The decision of the European Parliament is clearly unacceptable. The only way that Spain’s Supreme Court could issue a final judgement against Oriol Junqueras was by not waiting for the preliminary ruling of the CJEU, a ruling which the Supreme Court itself had requested. If the Supreme Court had waited for this preliminary ruling (the entire purpose of the ruling being to clear up the Supreme Court’s doubts before it issued its own judgement), then it would have known that it was not in a position to issue any judgment against Mr Junqueras and that, instead, it would have to ask the European Parliament to waive his immunity in order to continue proceedings against him. Mr Junqueras has not been subjected to the rule of law but rather to the rule of lawfare. An appeal before the General Court of the European Union (EGC) against Mr Sassoli’s decision is inevitable, if the European Parliament itself does not overrule the decision of its president. The EGC is a constituent court of the CJEU. Does the CJEU feel that its judgement has been complied with by Spain and by the European Parliament? The press release by the court’s president tweeted this week offers some clues:
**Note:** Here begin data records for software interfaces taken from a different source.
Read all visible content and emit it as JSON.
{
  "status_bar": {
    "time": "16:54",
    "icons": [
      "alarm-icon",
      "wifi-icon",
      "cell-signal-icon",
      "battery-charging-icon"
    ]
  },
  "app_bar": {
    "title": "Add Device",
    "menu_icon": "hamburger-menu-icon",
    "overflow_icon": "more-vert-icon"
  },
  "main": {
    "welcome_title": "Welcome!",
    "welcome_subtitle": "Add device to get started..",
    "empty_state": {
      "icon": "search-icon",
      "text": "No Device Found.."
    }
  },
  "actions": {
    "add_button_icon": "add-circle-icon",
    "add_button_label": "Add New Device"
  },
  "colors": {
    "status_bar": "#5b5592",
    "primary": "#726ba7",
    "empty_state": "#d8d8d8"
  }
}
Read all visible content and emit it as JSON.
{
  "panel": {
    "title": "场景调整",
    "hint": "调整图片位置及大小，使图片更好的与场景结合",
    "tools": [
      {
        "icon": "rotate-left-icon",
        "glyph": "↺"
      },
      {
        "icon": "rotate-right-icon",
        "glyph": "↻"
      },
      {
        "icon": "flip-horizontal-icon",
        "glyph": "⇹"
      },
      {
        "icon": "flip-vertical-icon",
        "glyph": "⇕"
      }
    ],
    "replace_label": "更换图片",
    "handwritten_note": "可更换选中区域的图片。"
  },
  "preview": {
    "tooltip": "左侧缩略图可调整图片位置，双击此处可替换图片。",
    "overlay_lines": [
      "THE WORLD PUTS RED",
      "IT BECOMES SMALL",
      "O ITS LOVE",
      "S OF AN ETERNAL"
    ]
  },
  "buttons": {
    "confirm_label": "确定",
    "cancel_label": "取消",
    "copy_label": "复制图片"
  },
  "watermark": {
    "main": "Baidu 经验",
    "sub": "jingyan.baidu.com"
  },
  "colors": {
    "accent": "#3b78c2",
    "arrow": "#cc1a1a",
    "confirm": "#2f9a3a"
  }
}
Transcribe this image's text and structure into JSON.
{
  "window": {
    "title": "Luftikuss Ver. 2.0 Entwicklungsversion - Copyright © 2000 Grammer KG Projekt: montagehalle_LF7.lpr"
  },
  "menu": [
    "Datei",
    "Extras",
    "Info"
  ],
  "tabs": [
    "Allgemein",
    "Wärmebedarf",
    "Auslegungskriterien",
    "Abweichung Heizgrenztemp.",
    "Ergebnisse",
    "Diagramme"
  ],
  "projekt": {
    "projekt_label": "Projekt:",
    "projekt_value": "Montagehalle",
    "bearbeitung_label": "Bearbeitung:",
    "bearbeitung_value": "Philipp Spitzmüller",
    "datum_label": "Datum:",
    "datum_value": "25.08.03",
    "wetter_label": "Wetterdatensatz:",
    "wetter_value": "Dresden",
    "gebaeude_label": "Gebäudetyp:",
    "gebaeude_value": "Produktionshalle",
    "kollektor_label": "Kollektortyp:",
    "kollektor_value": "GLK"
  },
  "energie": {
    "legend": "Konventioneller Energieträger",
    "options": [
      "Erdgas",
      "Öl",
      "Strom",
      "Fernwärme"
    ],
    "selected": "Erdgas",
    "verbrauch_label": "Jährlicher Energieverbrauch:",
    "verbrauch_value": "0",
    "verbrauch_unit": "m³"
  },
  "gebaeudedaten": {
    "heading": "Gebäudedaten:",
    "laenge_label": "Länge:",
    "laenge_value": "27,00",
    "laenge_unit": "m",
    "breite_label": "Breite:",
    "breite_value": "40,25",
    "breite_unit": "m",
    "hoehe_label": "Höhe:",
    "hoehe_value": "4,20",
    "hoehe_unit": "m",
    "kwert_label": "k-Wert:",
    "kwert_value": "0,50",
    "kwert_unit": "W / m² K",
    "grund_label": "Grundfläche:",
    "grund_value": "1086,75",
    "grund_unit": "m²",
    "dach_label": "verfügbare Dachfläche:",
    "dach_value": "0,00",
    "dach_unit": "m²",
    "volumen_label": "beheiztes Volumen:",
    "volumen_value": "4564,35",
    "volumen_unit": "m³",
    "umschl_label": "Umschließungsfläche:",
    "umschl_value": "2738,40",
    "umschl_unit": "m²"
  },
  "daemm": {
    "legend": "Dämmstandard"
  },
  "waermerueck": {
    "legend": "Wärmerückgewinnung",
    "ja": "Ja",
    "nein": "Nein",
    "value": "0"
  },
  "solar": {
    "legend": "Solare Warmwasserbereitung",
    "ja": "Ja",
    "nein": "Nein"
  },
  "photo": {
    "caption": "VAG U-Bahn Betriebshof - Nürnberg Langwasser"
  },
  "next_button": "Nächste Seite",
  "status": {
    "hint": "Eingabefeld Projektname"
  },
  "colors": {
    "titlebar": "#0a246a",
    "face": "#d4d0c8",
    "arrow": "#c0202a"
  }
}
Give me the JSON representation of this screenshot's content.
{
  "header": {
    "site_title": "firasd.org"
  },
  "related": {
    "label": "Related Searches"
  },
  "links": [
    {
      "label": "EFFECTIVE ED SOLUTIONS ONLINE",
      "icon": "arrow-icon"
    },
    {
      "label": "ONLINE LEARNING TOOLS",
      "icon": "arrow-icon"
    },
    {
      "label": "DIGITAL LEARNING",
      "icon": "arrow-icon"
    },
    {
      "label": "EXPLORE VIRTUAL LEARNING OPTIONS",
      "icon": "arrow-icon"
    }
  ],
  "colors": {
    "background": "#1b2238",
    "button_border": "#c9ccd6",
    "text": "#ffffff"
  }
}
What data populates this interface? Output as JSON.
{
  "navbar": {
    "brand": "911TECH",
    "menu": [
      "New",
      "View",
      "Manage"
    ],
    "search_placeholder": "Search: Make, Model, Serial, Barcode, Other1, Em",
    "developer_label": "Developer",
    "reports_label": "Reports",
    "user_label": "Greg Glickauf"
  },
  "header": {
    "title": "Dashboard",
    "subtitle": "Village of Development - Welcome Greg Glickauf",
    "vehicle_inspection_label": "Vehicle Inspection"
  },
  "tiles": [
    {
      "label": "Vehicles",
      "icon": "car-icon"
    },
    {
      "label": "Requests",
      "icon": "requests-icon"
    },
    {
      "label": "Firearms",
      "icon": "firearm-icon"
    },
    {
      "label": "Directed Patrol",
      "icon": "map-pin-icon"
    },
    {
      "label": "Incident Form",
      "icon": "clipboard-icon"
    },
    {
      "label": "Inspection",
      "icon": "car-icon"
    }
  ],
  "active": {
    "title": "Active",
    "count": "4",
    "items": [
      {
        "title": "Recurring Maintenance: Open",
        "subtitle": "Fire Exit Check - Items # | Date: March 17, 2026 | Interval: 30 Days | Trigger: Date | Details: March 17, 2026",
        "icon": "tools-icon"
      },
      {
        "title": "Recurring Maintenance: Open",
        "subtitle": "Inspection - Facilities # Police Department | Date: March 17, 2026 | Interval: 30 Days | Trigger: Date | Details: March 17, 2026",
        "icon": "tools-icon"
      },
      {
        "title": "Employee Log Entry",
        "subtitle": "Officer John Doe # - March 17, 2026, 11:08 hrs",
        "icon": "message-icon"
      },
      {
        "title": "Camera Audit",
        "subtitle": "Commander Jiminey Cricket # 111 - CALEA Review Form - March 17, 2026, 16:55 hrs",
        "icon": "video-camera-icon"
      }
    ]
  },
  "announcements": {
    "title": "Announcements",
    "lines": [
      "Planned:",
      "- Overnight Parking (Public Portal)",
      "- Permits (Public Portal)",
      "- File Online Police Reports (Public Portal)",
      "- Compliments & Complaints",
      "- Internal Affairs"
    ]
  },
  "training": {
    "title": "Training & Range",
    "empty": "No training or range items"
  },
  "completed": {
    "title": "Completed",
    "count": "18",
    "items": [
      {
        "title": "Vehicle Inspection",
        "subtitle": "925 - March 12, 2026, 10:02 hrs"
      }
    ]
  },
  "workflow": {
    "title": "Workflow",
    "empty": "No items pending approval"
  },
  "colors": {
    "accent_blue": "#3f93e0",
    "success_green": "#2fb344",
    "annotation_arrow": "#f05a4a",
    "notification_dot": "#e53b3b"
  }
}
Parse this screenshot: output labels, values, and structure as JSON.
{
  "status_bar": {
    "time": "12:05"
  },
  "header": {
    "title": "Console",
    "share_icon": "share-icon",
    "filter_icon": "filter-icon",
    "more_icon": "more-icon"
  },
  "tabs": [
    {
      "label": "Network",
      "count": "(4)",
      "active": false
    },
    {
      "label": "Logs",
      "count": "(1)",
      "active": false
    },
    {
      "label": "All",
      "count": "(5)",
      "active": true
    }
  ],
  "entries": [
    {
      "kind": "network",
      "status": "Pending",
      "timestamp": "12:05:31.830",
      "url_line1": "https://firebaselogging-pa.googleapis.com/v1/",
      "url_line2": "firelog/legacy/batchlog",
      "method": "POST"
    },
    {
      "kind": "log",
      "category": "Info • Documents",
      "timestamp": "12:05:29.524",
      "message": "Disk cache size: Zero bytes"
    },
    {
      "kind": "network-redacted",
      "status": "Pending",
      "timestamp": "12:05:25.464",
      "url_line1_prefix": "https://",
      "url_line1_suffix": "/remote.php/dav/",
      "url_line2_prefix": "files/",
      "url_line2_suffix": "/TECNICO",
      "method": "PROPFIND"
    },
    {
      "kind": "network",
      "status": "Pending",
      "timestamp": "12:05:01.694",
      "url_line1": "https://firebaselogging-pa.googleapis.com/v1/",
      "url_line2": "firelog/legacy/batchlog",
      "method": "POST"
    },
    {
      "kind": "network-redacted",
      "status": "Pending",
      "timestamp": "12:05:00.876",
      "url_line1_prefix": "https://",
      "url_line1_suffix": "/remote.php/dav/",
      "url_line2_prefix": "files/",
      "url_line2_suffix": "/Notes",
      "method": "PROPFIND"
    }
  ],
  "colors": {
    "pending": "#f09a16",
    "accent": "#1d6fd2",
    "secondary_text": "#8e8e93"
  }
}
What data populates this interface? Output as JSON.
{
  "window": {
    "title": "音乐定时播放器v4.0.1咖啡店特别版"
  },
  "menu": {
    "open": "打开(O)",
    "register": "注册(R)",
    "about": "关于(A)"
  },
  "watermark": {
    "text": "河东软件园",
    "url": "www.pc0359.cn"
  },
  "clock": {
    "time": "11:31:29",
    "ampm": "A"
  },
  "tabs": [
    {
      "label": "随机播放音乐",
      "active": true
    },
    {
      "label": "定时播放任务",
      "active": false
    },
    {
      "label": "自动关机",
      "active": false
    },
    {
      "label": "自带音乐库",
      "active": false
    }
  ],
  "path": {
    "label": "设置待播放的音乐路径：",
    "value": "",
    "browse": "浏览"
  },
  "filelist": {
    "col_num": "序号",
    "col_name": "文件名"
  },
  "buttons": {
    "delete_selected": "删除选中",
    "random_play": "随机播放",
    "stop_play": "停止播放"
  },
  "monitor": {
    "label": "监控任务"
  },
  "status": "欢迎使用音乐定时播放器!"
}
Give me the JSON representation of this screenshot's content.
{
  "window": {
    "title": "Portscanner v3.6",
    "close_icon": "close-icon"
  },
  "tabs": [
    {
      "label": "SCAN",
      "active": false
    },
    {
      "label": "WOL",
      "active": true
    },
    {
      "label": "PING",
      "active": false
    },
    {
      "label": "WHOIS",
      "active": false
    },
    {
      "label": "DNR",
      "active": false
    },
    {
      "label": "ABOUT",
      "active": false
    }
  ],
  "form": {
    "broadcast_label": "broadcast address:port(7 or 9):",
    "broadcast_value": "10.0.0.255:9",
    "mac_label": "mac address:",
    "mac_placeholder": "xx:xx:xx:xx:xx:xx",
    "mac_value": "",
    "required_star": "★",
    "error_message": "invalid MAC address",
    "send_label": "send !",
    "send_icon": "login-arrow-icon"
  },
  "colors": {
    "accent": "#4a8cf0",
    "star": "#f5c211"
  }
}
“Those responses — and I am thinking here in particular of those which seek to preserve the rule of law and protect fundamental rights — are a responsibility shared by all, Member States and EU institutions.
In this context the Commission has a major role to play as ‘guardian of the Treaties’, which enables it to seek from the Court a declaration that a Member State has failed to fulfil obligations or the imposition of penalties in the event of non-compliance with a judgement of the Court.”
The rule of law or the rule of lawfare? Which one will prevail? If it is the latter, the very foundations of the European Union will be shaken. The damage may be irreparable. The Catalan conflict is now a very European affair.